'It: Chapter 2' Screenwriter Says Richie's Love for Eddie "Defined Him"
Readers of Stephen King’s It have long suspected that the bespectacled Richie Tozer, a member of the Losers Club who confronts the demon clown Pennywise, harbors romantic feelings for fellow Loser, Eddie Kasprak. But while that affection is only subtext in King’s novel, It and It: Chapter Two screenwriter Gary Dauberman says “the nature of film” means that story could become the love story that “defines” Richie.
“Yeah, there’s nods to it, but there wasn’t a huge conversation about this in any way creatively,” Dauberman tells Inverse. “I think just by the nature of being on the screen, from texts to the pictures, I think makes it inherently more prevalent.”
Minor spoilers for It: Chapter Two ahead.
It: Chapter Two picks up more than two decades after the events of 2017’s It. The Losers Club — a group of kids from Derry, Maine who survive an ordeal with the shapeshifting demon Pennywise — reunite as adults when Pennywise resurfaces in their small Northeastern town.
Richie, portrayed by SNL alum Bill Hader as an adult, is played by Finn Wolfhard (Stranger Things) in adolescent flashbacks. In both youth and adulthood, Richie mercilessly teases Eddie, but a few telling moments in Chapter Two confirm that Richie teased Eddie out of his own insecurities about a legitimate affection for him.
“That love story has defined him,” Dauberman says. “And I think that, the way it’s crafted in the movie, the way [director] Andy [Muschietti] and Bill, just handled it really beautifully. I love those little nods.”
Readers of It more or less agree that Richie had feelings for Eddie, even though Stephen King didn’t actually pair them together. A number of King fans online adhere to “Reddie” (Richie + Eddie) as a “ship,” or a romantic pairing between fictional characters. The ending of It: Chapter Two nods to Reddie explicitly, with Hader’s Richie etching “R+E” on a bridge.
King’s It, a 1,000-plus page tome that turns growing up into an ancient monstrosity, is brimming with sexuality as a point of anxiety for many of its characters. Beverly, the lone girl of the group, is the object of affection for at least two of the Losers. As an adult, Eddie marries a woman who bears a strong resemblance to his mother. And in It: Chapter Two, Richie is accused of coming onto local bully Henry Bowers’ cousin when he offers to pay for another round of Street Fighter.
In the movie, Pennywise taunts Richie by challenging him to a round of Street Fighter and chanting, “I know your secret,” another clear reference to the character’s sexuality. As Dauberman points out, it’s also a reminder of It: Chapter Two’s central message: You can’t run from your past forever.

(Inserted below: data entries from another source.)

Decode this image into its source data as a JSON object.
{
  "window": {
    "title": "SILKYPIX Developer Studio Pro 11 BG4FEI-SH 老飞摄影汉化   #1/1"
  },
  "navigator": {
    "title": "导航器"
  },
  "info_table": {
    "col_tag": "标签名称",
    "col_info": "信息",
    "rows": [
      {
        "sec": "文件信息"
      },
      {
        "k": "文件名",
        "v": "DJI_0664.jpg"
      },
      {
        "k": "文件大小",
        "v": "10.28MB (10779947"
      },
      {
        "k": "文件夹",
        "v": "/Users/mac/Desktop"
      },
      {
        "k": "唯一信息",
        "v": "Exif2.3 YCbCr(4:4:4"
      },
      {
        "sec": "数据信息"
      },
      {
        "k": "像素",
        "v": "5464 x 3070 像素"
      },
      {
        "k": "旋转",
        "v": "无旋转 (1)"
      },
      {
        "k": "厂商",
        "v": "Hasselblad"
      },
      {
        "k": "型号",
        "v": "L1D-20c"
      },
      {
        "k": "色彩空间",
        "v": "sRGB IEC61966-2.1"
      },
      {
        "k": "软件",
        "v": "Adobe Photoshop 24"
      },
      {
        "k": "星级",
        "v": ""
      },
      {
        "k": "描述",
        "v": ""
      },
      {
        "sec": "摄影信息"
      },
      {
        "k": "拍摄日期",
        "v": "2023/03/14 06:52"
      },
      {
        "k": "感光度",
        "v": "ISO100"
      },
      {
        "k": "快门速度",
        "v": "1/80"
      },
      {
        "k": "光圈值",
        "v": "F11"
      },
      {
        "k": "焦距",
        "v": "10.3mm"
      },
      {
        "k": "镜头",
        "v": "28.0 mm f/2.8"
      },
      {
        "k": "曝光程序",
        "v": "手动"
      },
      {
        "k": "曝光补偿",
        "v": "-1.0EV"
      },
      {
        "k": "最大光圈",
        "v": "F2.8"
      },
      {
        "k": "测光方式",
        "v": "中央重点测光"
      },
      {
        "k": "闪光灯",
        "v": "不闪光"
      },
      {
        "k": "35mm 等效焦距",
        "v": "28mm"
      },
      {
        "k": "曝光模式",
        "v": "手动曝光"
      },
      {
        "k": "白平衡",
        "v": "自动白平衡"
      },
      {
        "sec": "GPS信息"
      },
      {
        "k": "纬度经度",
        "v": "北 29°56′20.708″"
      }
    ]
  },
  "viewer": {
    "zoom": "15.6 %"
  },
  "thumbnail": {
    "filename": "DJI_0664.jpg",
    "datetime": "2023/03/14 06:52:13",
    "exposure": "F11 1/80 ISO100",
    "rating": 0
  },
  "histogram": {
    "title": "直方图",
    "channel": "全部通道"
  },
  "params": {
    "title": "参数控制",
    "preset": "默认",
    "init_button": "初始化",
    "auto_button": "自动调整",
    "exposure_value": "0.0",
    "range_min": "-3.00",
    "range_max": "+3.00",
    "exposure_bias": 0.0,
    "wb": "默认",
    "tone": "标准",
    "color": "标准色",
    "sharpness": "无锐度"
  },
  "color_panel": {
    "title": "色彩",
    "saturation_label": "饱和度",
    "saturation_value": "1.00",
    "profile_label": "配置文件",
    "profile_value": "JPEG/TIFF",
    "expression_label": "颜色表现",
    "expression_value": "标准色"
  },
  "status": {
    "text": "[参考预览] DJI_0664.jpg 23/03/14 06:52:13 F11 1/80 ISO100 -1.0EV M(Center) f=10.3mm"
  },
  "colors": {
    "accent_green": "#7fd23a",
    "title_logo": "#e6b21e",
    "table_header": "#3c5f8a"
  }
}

“I think the book, the movie, and I think a lot of King’s work, speaks to the power of childhood,” he says. “The power of youth, in beliefs and the strengths of bonds that we form when we’re kids and the relationships we have, the good ones and the bad ones, and how much they can influence our years ahead.”
It: Chapter Two is in theaters now.